● **Data for review**:
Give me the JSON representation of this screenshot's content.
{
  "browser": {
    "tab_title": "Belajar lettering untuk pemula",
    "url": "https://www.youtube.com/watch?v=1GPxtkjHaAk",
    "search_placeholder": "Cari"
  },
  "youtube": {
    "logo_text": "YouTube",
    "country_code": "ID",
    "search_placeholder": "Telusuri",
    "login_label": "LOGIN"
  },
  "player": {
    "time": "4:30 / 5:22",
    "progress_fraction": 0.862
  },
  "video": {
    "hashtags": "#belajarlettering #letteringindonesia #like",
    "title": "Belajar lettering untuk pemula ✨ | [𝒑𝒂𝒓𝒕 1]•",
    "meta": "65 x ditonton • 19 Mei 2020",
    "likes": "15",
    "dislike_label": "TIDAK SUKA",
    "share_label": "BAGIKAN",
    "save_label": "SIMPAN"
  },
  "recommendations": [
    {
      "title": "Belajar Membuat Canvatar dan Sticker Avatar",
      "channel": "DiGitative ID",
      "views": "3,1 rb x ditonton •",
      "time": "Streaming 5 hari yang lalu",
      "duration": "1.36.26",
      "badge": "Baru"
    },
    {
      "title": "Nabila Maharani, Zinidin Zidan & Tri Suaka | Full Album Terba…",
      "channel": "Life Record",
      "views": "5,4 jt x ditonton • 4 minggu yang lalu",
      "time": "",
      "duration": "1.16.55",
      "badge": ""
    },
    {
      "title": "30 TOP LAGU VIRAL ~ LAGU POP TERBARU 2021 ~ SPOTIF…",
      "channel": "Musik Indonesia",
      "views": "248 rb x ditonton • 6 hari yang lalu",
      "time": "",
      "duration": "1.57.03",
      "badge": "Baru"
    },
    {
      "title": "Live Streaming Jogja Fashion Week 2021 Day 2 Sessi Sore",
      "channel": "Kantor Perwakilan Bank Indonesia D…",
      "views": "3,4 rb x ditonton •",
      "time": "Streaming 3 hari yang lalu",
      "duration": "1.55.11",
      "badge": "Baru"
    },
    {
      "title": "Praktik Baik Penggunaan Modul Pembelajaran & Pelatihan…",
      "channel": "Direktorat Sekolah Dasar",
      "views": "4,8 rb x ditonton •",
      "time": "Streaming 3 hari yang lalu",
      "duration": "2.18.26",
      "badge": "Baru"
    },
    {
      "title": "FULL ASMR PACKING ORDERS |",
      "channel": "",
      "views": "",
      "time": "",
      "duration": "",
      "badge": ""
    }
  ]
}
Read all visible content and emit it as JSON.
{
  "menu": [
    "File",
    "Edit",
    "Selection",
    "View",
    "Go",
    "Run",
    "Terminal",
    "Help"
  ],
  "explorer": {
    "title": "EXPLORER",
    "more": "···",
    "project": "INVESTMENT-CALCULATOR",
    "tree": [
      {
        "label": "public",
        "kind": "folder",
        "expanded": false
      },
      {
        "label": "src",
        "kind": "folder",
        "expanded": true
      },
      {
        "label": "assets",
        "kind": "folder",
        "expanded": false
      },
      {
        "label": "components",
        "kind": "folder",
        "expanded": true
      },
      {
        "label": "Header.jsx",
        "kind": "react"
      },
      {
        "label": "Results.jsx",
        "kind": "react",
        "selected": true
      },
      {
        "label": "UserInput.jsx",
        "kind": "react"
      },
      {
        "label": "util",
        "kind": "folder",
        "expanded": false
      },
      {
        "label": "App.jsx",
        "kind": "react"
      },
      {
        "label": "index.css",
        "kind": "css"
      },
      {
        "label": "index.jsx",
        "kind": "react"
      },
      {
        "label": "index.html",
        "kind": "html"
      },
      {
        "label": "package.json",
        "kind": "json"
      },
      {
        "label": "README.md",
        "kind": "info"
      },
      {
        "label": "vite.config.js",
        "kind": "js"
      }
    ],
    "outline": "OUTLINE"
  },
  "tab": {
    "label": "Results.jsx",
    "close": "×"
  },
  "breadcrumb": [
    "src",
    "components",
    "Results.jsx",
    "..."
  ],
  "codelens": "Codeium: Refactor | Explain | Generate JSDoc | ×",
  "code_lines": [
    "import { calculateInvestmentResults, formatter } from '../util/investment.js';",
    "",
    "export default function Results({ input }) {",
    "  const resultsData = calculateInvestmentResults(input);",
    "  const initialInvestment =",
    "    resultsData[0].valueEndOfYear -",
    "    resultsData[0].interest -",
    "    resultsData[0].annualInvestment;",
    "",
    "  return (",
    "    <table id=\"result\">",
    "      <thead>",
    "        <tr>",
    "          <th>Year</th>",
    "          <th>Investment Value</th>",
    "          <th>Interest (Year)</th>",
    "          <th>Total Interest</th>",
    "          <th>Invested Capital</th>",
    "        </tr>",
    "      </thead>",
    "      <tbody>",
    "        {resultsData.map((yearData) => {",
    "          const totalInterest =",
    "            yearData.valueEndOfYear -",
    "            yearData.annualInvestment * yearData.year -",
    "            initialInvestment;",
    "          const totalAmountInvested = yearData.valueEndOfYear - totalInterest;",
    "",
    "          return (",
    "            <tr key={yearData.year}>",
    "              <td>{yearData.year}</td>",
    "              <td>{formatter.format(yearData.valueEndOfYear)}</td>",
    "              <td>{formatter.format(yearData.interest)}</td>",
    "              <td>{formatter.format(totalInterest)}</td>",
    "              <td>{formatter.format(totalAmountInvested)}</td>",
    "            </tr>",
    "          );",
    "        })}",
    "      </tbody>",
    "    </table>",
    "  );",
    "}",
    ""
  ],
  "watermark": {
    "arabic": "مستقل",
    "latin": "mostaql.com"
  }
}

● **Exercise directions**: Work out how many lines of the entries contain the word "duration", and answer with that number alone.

● **Answer area**: 6